◆ THE DATA ◆
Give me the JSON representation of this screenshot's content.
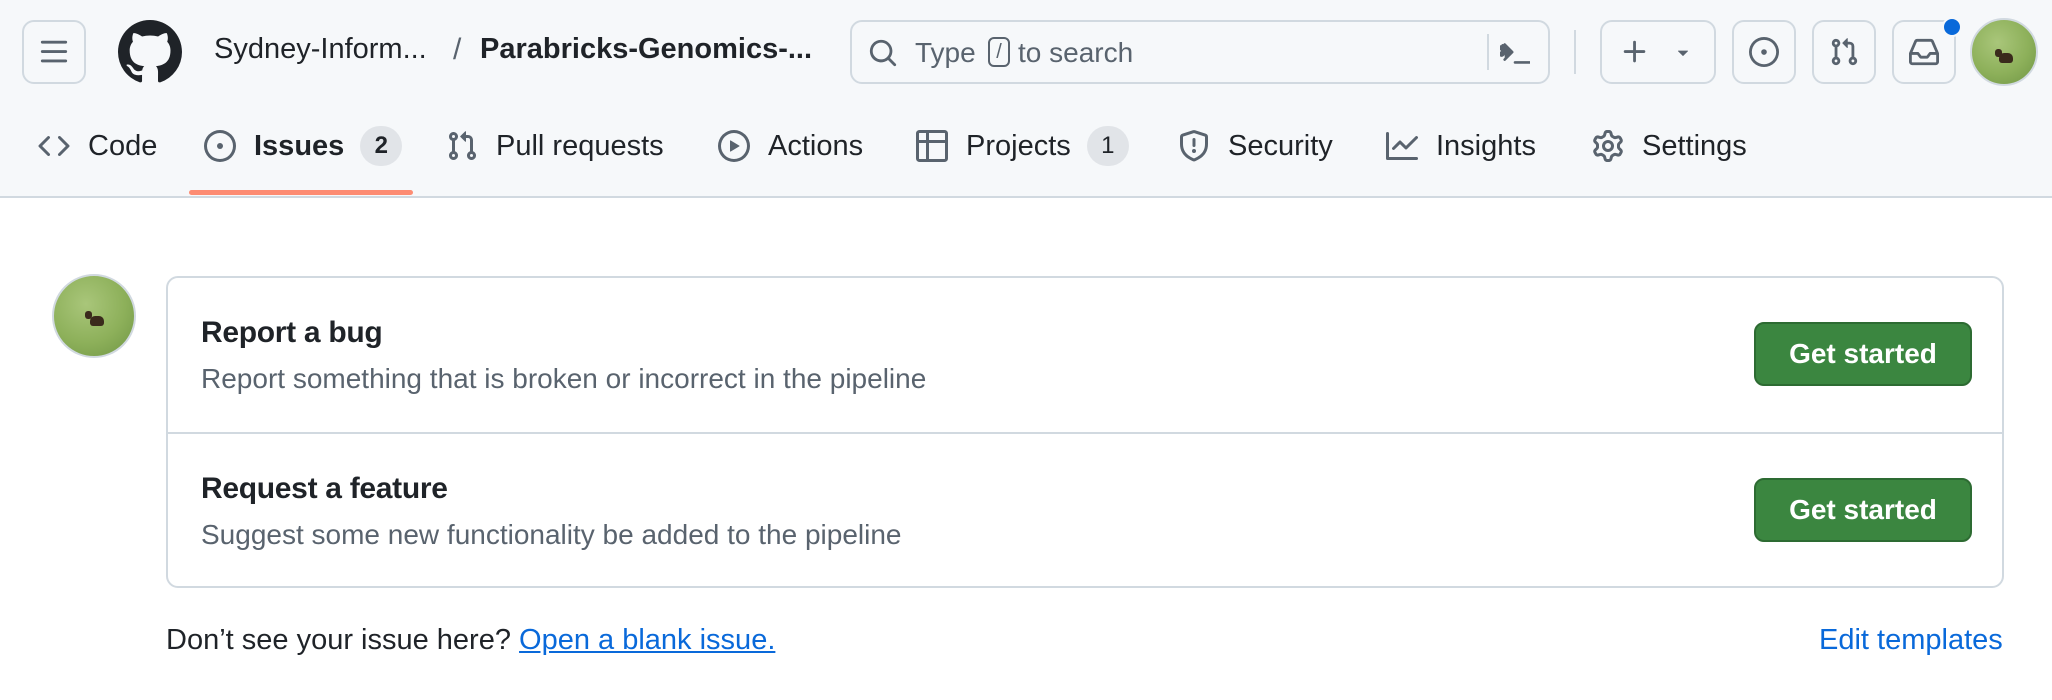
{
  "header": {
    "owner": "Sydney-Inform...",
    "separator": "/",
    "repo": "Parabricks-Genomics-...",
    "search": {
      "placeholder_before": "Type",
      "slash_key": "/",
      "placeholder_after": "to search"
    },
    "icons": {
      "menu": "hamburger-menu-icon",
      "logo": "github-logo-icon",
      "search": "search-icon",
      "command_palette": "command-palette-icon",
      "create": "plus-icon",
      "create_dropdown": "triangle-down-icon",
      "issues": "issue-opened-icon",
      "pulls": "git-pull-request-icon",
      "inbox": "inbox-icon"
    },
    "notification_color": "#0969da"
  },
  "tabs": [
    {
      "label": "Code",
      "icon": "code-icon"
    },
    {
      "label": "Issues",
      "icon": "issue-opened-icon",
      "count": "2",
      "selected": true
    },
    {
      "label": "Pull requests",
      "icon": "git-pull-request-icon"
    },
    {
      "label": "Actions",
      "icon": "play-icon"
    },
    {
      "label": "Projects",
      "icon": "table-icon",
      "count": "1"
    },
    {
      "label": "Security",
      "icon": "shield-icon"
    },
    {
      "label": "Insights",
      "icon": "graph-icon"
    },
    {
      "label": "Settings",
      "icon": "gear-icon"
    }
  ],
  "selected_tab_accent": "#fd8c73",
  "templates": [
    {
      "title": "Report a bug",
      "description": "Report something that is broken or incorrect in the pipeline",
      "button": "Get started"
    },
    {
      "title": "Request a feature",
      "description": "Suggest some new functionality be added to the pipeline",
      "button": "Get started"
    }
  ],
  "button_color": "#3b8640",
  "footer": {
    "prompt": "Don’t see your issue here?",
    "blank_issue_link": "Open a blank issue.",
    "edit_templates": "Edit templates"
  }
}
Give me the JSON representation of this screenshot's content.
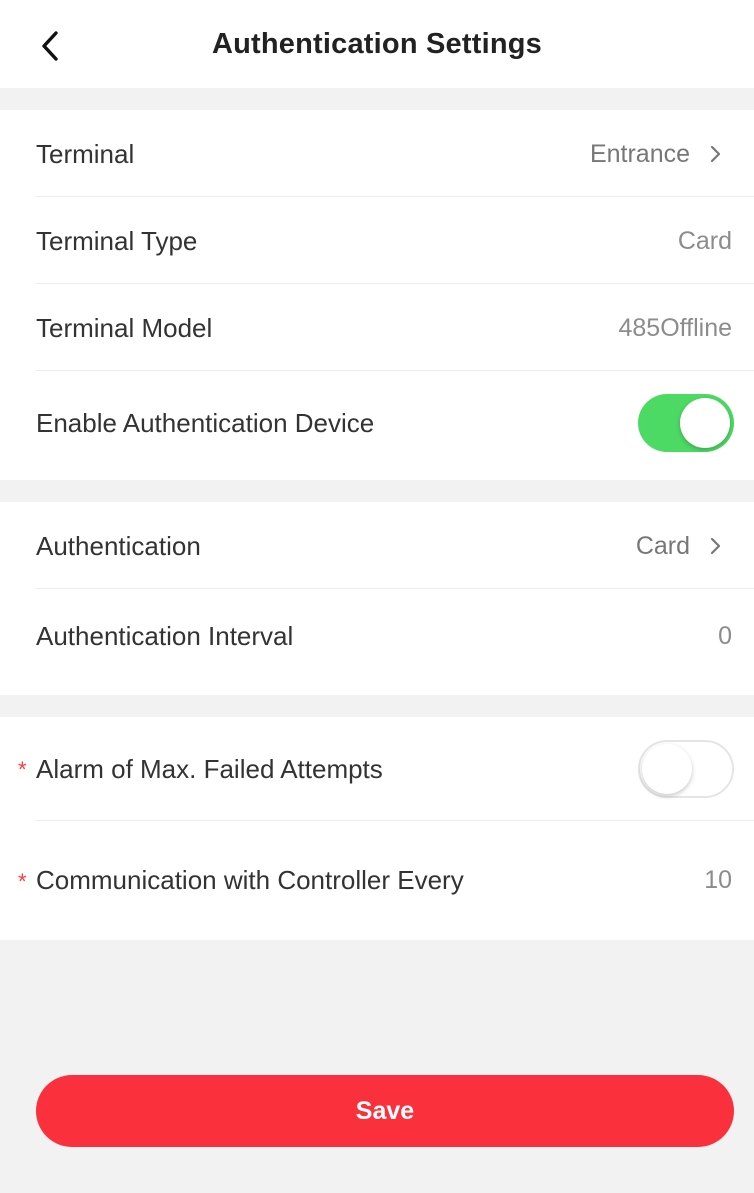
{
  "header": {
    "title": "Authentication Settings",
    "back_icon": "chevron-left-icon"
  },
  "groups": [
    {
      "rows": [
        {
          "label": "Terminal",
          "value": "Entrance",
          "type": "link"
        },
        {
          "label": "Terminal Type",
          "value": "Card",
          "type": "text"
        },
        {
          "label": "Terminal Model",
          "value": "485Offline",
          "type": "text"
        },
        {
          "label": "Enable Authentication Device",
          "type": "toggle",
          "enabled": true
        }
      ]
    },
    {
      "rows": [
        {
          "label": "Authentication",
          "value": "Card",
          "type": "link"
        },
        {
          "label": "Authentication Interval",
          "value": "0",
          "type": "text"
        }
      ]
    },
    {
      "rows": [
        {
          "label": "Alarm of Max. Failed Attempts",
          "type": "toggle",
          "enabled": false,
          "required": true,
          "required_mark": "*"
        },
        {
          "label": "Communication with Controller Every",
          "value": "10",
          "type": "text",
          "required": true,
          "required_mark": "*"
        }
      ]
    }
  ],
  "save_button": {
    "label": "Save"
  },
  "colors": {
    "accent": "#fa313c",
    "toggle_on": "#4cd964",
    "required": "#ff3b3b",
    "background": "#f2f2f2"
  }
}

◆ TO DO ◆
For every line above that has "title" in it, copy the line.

◆ EXERCISE RESPONSE ◆
      "title": "Report a bug",
      "title": "Request a feature",
    "title": "Authentication Settings",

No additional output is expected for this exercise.